Open burning can release many kinds of toxic fumes. Leaves and plant materials send aloft millions of spores when they catch fire, causing many people with allergies to have difficulty breathing. The pollutants released by open burning also make it more difficult to meet health-based air quality standards, especially in or near large cities. The gases released by open burning can also corrode metal siding and damage paint on buildings.
Burning household waste produces many toxic chemicals and is one of the largest known sources of dioxin in the nation. Other air pollutants from open burning include particulate matter, sulfur dioxide, lead and mercury. These pollutants have been linked to several health problems, including asthma, respiratory illnesses, nervous system damage, kidney and liver damage, and reproductive or developmental disorders.
To see a general summary of areas where open burning is permitted, click here. For more complete information, including special allowances for firefighter training, disposal of certain ignitable or explosive materials, and recognized horticultural, silvicultural, range, or wildlife management practices please be sure to consult the open burning regulations found in Ohio Administrative Code (OAC) 3745-19 or contact the appropriate staff member listed below.
Under Ohio law, these materials may not be burned anywhere in the state at any time:
Under certain circumstances, yes. However, to burn a prohibited material or set a fire in a restricted area, you must receive written permission from Ohio EPA before you begin burning. This may take two weeks.
Yes. However, local ordinances cannot be less strict than the state law.
What happens if I'm caught illegally open burning?
Ohio EPA has the authority to enforce the state's open burning laws. Violations can result in substantial penalties.
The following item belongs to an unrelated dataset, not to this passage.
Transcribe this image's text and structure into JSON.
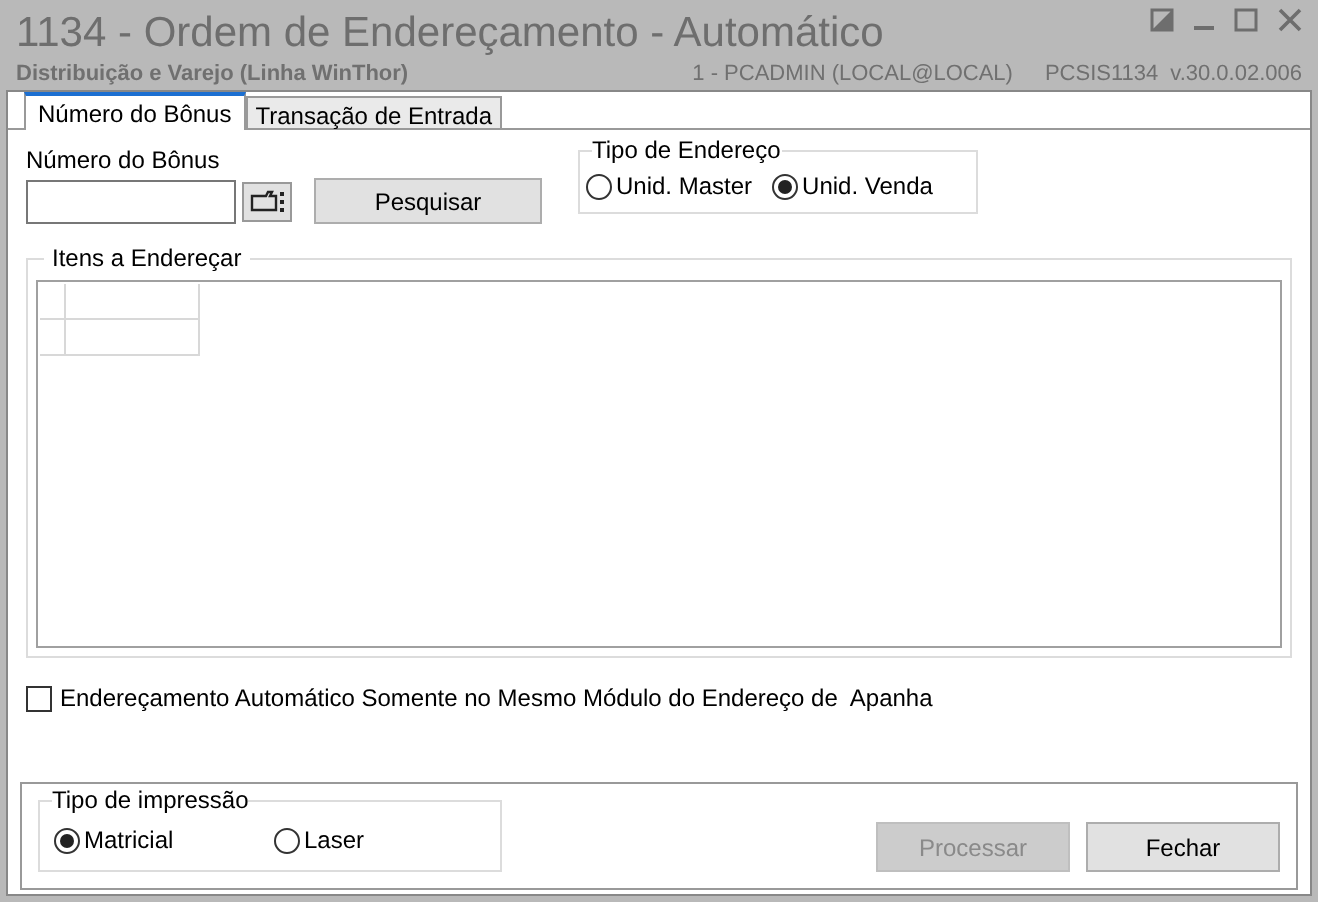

If you have any questions, or would like to report a suspected open burning incident, contact your Ohio EPA district office or your local air pollution control agency. Ohio EPA is represented by five district offices and nine local air agencies. For the appropriate contact, please see the list below.
retrieved from http://www.epa.ohio.gov/dapc/general/openburning.aspx